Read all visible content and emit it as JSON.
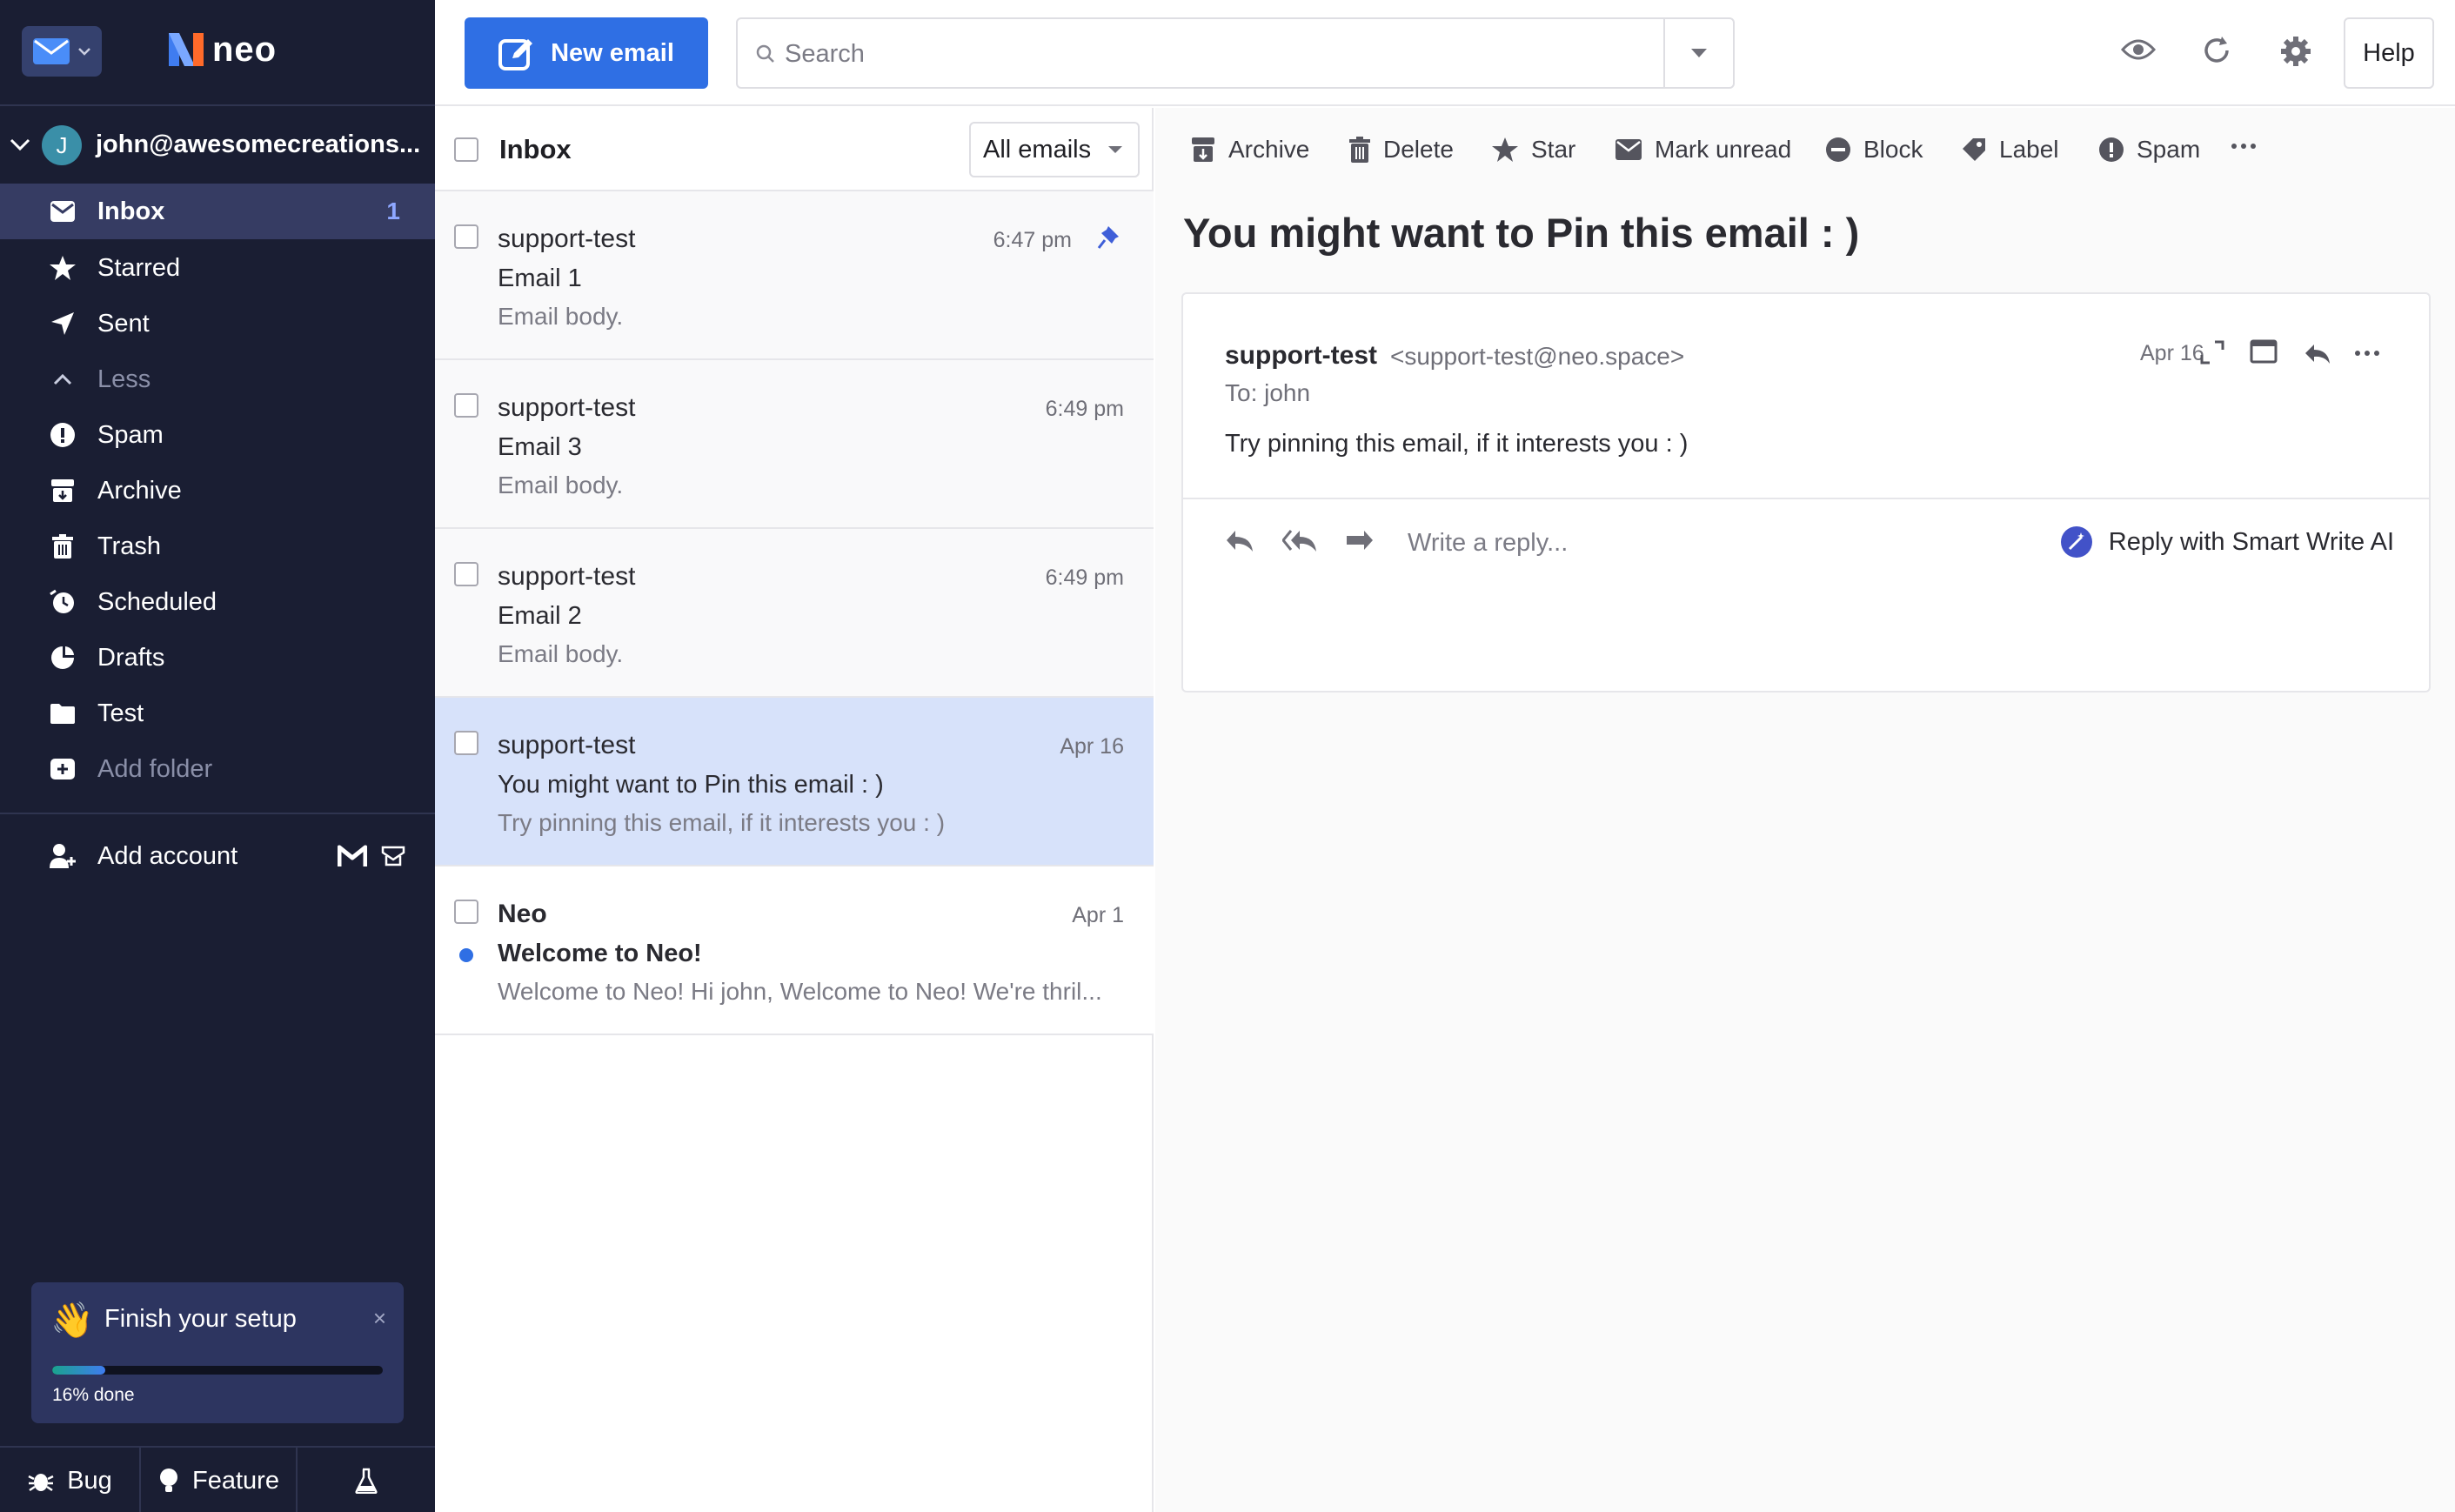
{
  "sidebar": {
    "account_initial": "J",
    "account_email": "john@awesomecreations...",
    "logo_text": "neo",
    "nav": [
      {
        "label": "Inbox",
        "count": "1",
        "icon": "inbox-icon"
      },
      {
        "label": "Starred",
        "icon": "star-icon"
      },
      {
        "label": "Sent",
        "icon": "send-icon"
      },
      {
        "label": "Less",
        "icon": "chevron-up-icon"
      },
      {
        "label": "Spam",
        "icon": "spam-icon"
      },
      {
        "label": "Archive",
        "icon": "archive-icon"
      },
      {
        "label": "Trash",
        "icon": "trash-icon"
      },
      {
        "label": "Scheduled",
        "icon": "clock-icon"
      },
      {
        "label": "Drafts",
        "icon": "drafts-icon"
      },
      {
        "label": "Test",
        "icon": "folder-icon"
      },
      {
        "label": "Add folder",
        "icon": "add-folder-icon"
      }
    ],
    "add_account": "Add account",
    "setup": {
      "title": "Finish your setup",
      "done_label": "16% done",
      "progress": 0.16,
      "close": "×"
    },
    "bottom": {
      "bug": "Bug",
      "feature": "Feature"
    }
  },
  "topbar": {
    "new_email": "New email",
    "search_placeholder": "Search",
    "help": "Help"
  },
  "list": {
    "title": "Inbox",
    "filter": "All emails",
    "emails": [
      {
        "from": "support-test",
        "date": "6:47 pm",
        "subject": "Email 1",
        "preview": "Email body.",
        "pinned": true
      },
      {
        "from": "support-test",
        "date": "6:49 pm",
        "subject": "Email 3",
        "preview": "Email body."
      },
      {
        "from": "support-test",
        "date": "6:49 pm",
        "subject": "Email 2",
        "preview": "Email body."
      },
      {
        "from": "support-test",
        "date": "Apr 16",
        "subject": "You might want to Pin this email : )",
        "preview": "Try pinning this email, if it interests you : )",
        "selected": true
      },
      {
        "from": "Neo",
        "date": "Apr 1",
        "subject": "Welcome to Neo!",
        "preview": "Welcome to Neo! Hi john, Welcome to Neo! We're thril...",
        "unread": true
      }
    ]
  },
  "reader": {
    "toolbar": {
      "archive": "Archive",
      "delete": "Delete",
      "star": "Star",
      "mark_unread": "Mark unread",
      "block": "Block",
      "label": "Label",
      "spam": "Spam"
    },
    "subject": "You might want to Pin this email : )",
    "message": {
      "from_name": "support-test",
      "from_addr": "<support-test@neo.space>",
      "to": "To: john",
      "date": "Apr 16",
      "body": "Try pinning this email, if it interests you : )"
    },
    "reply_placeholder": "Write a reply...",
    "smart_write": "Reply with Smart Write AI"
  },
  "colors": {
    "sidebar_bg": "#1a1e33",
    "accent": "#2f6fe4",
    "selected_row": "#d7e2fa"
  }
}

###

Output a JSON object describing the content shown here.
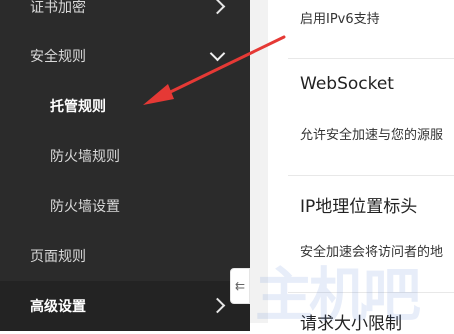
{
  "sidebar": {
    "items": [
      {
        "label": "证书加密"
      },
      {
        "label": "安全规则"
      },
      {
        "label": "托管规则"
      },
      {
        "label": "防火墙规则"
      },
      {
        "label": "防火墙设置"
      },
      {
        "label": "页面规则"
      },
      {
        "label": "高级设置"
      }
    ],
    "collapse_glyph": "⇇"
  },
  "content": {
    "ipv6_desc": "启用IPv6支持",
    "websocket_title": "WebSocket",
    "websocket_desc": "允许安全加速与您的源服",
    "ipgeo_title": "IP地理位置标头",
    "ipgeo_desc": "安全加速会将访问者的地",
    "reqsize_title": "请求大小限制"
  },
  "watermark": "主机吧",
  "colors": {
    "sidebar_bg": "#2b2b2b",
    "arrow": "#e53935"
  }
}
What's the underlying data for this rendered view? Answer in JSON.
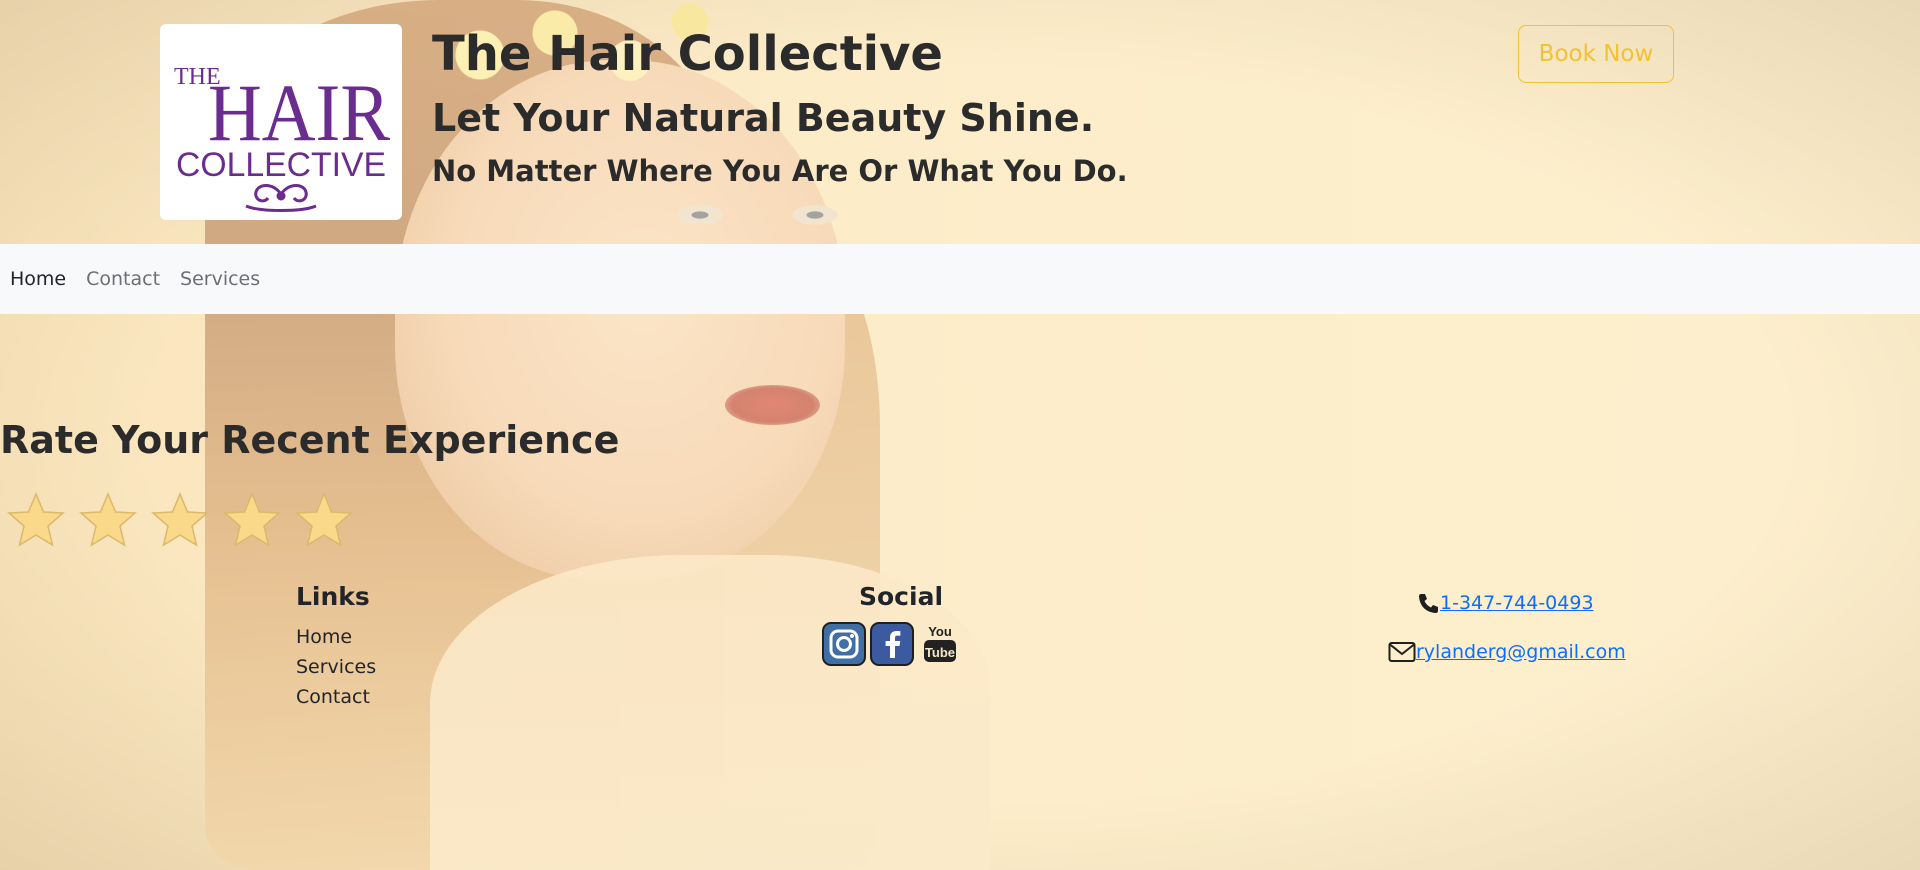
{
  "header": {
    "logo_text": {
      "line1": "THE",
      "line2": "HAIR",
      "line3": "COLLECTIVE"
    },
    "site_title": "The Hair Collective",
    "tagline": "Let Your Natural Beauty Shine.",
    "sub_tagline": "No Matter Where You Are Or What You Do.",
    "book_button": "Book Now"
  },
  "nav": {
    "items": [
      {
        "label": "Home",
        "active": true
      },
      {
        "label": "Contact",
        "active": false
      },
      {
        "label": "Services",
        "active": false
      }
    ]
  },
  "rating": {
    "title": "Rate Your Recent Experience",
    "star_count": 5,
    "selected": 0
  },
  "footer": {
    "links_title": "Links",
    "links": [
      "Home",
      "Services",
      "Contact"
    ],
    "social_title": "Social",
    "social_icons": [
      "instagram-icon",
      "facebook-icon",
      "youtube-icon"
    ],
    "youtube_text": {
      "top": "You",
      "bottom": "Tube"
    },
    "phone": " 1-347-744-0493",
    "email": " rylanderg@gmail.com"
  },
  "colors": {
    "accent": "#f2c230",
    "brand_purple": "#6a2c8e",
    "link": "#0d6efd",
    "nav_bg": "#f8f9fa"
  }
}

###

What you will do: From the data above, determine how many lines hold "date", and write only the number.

Answer to the exercise: 6